## [What the task requires]
Exact reproduction, images excluded: write out the records below.

*** Exercise input ***

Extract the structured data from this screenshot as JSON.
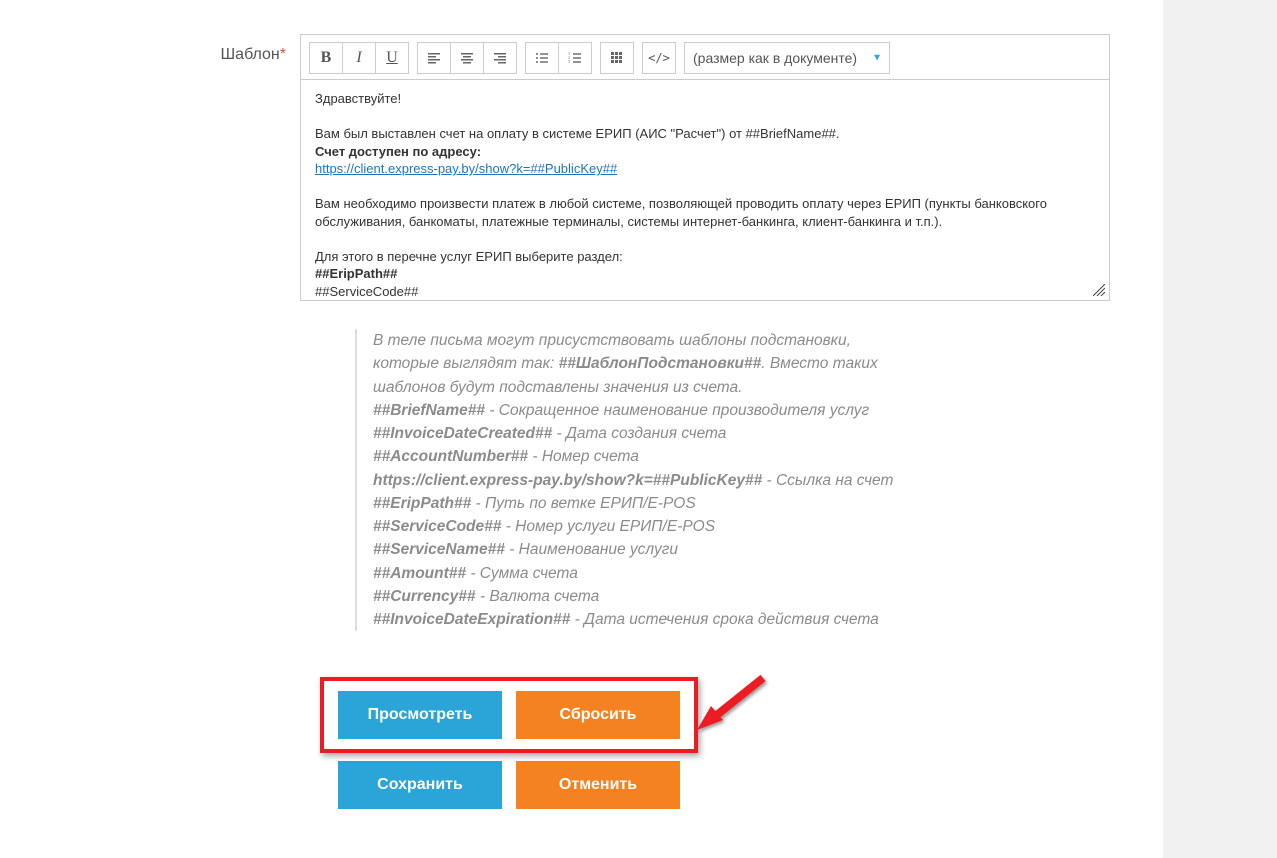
{
  "label": {
    "text": "Шаблон",
    "required": "*"
  },
  "toolbar": {
    "bold": "B",
    "italic": "I",
    "underline": "U",
    "code_label": "</>",
    "font_size_selected": "(размер как в документе)"
  },
  "editor": {
    "line1": "Здравствуйте!",
    "line2": "Вам был выставлен счет на оплату в системе ЕРИП (АИС \"Расчет\") от ##BriefName##.",
    "line3": "Счет доступен по адресу:",
    "link": "https://client.express-pay.by/show?k=##PublicKey##",
    "line4": "Вам необходимо произвести платеж в любой системе, позволяющей проводить оплату через ЕРИП (пункты банковского обслуживания, банкоматы, платежные терминалы, системы интернет-банкинга, клиент-банкинга и т.п.).",
    "line5": "Для этого в перечне услуг ЕРИП выберите раздел:",
    "line6": "##EripPath##",
    "line7": "##ServiceCode##"
  },
  "help": {
    "intro1": "В теле письма могут присуcтствовать шаблоны подстановки,",
    "intro2_a": "которые выглядят так: ",
    "intro2_b": "##ШаблонПодстановки##",
    "intro2_c": ". Вместо таких",
    "intro3": "шаблонов будут подставлены значения из счета.",
    "r1a": "##BriefName##",
    "r1b": " - Сокращенное наименование производителя услуг",
    "r2a": "##InvoiceDateCreated##",
    "r2b": " - Дата создания счета",
    "r3a": "##AccountNumber##",
    "r3b": " - Номер счета",
    "r4a": "https://client.express-pay.by/show?k=##PublicKey##",
    "r4b": " - Ссылка на счет",
    "r5a": "##EripPath##",
    "r5b": " - Путь по ветке ЕРИП/E-POS",
    "r6a": "##ServiceCode##",
    "r6b": " - Номер услуги ЕРИП/E-POS",
    "r7a": "##ServiceName##",
    "r7b": " - Наименование услуги",
    "r8a": "##Amount##",
    "r8b": " - Сумма счета",
    "r9a": "##Currency##",
    "r9b": " - Валюта счета",
    "r10a": "##InvoiceDateExpiration##",
    "r10b": " - Дата истечения срока действия счета"
  },
  "buttons": {
    "preview": "Просмотреть",
    "reset": "Сбросить",
    "save": "Сохранить",
    "cancel": "Отменить"
  }
}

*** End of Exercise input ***

## [Task output]
Extract the structured data from this screenshot as JSON.
{
  "label": {
    "text": "Шаблон",
    "required": "*"
  },
  "toolbar": {
    "bold": "B",
    "italic": "I",
    "underline": "U",
    "code_label": "</>",
    "font_size_selected": "(размер как в документе)"
  },
  "editor": {
    "line1": "Здравствуйте!",
    "line2": "Вам был выставлен счет на оплату в системе ЕРИП (АИС \"Расчет\") от ##BriefName##.",
    "line3": "Счет доступен по адресу:",
    "link": "https://client.express-pay.by/show?k=##PublicKey##",
    "line4": "Вам необходимо произвести платеж в любой системе, позволяющей проводить оплату через ЕРИП (пункты банковского обслуживания, банкоматы, платежные терминалы, системы интернет-банкинга, клиент-банкинга и т.п.).",
    "line5": "Для этого в перечне услуг ЕРИП выберите раздел:",
    "line6": "##EripPath##",
    "line7": "##ServiceCode##"
  },
  "help": {
    "intro1": "В теле письма могут присуcтствовать шаблоны подстановки,",
    "intro2_a": "которые выглядят так: ",
    "intro2_b": "##ШаблонПодстановки##",
    "intro2_c": ". Вместо таких",
    "intro3": "шаблонов будут подставлены значения из счета.",
    "r1a": "##BriefName##",
    "r1b": " - Сокращенное наименование производителя услуг",
    "r2a": "##InvoiceDateCreated##",
    "r2b": " - Дата создания счета",
    "r3a": "##AccountNumber##",
    "r3b": " - Номер счета",
    "r4a": "https://client.express-pay.by/show?k=##PublicKey##",
    "r4b": " - Ссылка на счет",
    "r5a": "##EripPath##",
    "r5b": " - Путь по ветке ЕРИП/E-POS",
    "r6a": "##ServiceCode##",
    "r6b": " - Номер услуги ЕРИП/E-POS",
    "r7a": "##ServiceName##",
    "r7b": " - Наименование услуги",
    "r8a": "##Amount##",
    "r8b": " - Сумма счета",
    "r9a": "##Currency##",
    "r9b": " - Валюта счета",
    "r10a": "##InvoiceDateExpiration##",
    "r10b": " - Дата истечения срока действия счета"
  },
  "buttons": {
    "preview": "Просмотреть",
    "reset": "Сбросить",
    "save": "Сохранить",
    "cancel": "Отменить"
  }
}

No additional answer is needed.